ponderous where Anderson’s characters are elegantly restrained, the statement
might be something like this: meet violence with grace, austerity with color,
meanness with beauty. 

If the response of financial experts and governments to hard
times is to impose austerity measures, we might at least avoid imposing them on
our films.  In America, in particular, we
are uncomfortable with beauty.  We equate
it with frivolity, with weakness.  In M.
Gustave, the film presents us with a kind of stand-in for the director himself,
clad in vivid colors and fussing over every beautiful detail.  Though the villains in the film call Gustave
a “fruit” and a “fucking faggot,” he represents a model of behavior that
reconciles qualities traditionally designated male or female.  Confronted by bullies, he responds with
manners and wit, and though he gets knocked around quite a bit, he never loses
his impeccable color sense, or his moral sense. 
For Anderson, these two sensibilities are inextricably entwined.  They may also be of another era. 

The film is ultimately an elegy, but perhaps one to a time
that never existed except in the imagination. 
The anonymous author who narrates the film asks the now-aged Zero
Moustafa what The Grand Budapest, that “costly, unprofitable, doomed hotel,”
means to him: “Is it simply your last connection to that—vanished world?  His [M. Gustave’s] world, if you will?”  But he disagrees: “To be frank, I think his
world had vanished long before he entered it—but, I will say: he certainly
sustained the illusion with a marvelous grace.” 
And this, Anderson’s work suggests, is really the point of making
films.  Isn’t it, darling?
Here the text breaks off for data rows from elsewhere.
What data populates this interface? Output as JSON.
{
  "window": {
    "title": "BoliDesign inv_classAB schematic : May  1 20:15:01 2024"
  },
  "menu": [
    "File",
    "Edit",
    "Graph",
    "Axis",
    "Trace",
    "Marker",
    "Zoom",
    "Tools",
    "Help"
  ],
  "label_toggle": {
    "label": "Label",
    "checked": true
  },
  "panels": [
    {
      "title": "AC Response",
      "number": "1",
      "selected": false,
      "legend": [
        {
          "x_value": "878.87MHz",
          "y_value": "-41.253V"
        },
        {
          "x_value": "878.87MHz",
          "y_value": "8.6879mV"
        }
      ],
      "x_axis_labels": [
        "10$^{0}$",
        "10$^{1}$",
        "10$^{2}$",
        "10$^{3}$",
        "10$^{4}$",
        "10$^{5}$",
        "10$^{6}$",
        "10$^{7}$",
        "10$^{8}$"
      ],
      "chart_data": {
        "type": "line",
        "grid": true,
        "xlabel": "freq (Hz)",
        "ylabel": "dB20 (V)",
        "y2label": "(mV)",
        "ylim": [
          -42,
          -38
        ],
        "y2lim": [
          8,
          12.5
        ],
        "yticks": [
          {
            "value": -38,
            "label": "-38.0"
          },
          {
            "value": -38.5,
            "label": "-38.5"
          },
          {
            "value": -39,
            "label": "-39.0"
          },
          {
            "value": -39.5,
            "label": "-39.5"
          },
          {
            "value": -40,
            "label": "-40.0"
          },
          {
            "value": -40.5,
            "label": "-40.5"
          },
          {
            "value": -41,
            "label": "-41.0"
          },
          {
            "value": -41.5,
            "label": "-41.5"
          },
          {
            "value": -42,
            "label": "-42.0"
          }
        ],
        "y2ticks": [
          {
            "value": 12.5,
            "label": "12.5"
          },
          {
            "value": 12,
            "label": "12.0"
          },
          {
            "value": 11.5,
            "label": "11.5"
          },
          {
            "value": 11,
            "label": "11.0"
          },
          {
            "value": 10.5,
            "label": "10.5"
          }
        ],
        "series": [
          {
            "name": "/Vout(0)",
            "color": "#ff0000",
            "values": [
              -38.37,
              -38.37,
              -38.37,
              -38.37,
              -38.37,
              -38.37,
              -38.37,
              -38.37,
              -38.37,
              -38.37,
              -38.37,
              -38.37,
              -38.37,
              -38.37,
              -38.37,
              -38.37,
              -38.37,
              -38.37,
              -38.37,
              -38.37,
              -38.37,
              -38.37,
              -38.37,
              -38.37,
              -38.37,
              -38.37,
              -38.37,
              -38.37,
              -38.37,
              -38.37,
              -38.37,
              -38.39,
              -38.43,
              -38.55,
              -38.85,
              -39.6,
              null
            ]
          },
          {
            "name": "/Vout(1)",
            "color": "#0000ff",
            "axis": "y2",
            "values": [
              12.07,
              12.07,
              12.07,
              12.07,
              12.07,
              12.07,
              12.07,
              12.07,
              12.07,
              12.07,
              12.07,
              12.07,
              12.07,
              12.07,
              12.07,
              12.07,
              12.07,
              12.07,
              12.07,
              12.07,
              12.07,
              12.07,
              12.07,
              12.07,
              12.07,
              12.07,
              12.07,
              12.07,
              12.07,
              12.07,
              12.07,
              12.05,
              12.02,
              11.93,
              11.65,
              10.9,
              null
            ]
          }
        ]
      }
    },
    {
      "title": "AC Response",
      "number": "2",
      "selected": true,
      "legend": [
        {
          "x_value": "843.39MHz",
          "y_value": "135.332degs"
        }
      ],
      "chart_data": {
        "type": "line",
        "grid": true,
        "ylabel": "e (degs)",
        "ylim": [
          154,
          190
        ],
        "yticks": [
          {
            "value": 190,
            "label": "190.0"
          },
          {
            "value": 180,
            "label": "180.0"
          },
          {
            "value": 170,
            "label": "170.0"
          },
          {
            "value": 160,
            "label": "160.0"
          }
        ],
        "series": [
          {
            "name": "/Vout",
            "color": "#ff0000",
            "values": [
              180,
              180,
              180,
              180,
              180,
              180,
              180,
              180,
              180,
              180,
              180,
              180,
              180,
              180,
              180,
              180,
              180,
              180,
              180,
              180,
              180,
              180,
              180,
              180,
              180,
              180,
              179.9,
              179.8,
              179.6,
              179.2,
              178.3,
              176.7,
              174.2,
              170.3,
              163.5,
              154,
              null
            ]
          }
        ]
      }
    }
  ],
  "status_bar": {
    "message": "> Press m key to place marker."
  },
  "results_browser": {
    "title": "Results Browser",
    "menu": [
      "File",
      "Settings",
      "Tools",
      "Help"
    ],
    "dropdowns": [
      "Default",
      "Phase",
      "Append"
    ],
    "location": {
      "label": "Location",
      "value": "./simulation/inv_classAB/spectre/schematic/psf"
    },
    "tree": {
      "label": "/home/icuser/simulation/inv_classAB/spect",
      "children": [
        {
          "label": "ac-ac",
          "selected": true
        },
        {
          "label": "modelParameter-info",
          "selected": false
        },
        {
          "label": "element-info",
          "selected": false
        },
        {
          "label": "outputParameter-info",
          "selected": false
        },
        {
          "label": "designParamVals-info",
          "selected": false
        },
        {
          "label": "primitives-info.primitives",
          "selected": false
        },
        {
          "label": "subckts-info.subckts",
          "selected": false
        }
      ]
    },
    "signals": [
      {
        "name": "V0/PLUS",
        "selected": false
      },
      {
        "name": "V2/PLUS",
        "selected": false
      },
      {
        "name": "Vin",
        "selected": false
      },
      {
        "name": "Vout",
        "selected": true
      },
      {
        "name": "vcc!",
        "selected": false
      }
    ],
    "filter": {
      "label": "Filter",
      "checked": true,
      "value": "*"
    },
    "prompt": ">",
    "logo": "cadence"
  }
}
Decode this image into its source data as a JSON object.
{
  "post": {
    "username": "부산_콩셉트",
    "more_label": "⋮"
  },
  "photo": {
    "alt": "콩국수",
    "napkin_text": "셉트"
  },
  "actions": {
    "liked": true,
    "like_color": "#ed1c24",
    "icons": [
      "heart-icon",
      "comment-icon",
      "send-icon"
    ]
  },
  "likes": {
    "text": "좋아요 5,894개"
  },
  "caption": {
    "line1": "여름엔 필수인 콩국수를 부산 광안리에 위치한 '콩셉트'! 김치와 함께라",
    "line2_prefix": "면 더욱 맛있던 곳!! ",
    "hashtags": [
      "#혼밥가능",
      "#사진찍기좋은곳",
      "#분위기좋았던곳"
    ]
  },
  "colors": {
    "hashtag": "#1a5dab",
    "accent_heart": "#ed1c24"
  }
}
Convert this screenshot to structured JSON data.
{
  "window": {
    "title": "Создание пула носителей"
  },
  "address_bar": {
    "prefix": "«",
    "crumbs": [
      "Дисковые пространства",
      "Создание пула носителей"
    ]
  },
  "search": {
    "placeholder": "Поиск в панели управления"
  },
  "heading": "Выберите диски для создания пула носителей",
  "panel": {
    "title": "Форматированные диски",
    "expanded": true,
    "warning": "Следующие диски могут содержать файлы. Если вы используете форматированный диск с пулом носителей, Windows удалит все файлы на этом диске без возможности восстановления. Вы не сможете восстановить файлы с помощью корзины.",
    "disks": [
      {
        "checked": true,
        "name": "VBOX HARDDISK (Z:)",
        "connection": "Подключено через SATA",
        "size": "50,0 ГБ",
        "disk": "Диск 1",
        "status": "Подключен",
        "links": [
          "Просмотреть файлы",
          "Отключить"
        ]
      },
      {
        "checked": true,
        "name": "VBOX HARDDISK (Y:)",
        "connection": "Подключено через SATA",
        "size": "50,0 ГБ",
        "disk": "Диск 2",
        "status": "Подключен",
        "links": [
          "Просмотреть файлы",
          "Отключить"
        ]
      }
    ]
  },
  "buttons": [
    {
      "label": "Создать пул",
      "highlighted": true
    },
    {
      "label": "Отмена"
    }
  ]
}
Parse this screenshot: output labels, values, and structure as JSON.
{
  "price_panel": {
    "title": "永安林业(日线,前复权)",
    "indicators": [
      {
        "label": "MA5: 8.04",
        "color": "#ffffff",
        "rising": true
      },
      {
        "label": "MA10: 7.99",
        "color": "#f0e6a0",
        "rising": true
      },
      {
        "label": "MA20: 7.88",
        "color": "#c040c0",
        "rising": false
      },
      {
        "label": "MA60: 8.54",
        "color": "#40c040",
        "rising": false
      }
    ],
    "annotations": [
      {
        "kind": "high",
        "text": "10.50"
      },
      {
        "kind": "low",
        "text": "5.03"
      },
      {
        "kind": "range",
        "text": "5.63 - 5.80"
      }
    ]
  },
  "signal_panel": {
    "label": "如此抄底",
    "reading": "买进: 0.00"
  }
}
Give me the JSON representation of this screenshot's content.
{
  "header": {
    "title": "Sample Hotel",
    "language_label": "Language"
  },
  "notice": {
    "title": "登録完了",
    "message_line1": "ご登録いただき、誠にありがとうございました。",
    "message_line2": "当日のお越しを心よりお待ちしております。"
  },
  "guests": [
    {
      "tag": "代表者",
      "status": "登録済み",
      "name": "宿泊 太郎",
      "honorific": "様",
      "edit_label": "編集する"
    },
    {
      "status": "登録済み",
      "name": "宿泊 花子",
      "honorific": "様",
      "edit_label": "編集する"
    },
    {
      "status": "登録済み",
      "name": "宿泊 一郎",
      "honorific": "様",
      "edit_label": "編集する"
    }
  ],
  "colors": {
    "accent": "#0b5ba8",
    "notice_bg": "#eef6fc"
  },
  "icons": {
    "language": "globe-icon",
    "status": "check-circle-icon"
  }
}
Claire Hero is the author of Dollyland (Tarpaulin Sky), Sing, Mongrel (Noemi Press), and two other chapbooks: afterpastures (Caketrain) and Cabinet (dancing girl press). Her poems have appeared in Black Warrior Review, Columbia Poetry Review, Denver Quarterly, Handsome and elsewhere. She lives in upstate New York.

Jed Mayer is an Associate Professor of English at the State University of New York, New Paltz.